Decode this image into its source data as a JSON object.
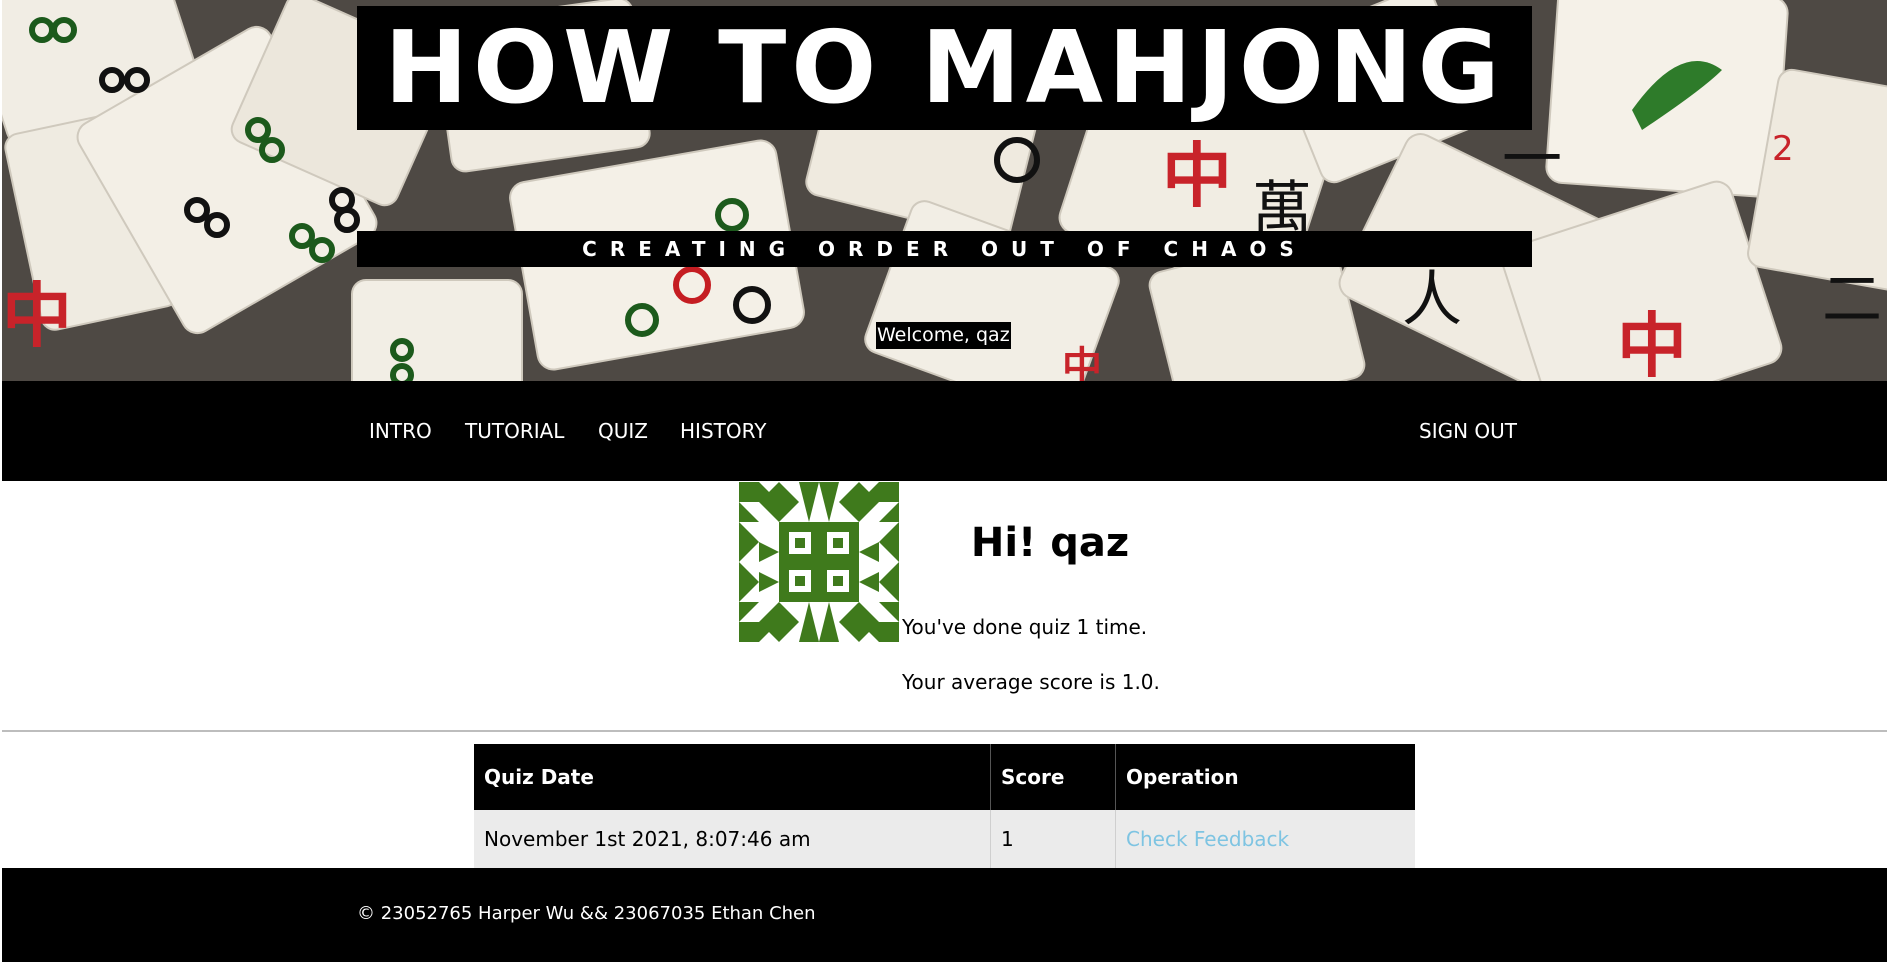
{
  "header": {
    "title": "HOW TO MAHJONG",
    "subtitle": "CREATING ORDER OUT OF CHAOS",
    "welcome": "Welcome, qaz"
  },
  "nav": {
    "items": [
      {
        "label": "INTRO"
      },
      {
        "label": "TUTORIAL"
      },
      {
        "label": "QUIZ"
      },
      {
        "label": "HISTORY"
      }
    ],
    "sign_out": "SIGN OUT"
  },
  "profile": {
    "greeting": "Hi! qaz",
    "quiz_count_text": "You've done quiz 1 time.",
    "average_text": "Your average score is 1.0.",
    "avatar_color": "#3f7a1c"
  },
  "history_table": {
    "headers": [
      "Quiz Date",
      "Score",
      "Operation"
    ],
    "rows": [
      {
        "date": "November 1st 2021, 8:07:46 am",
        "score": "1",
        "operation": "Check Feedback"
      }
    ]
  },
  "footer": {
    "text": "© 23052765 Harper Wu && 23067035 Ethan Chen"
  },
  "colors": {
    "link": "#7ec4e2",
    "bar": "#000000",
    "row_bg": "#ebebeb"
  }
}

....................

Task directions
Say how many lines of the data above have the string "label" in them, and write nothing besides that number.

Output for this task
4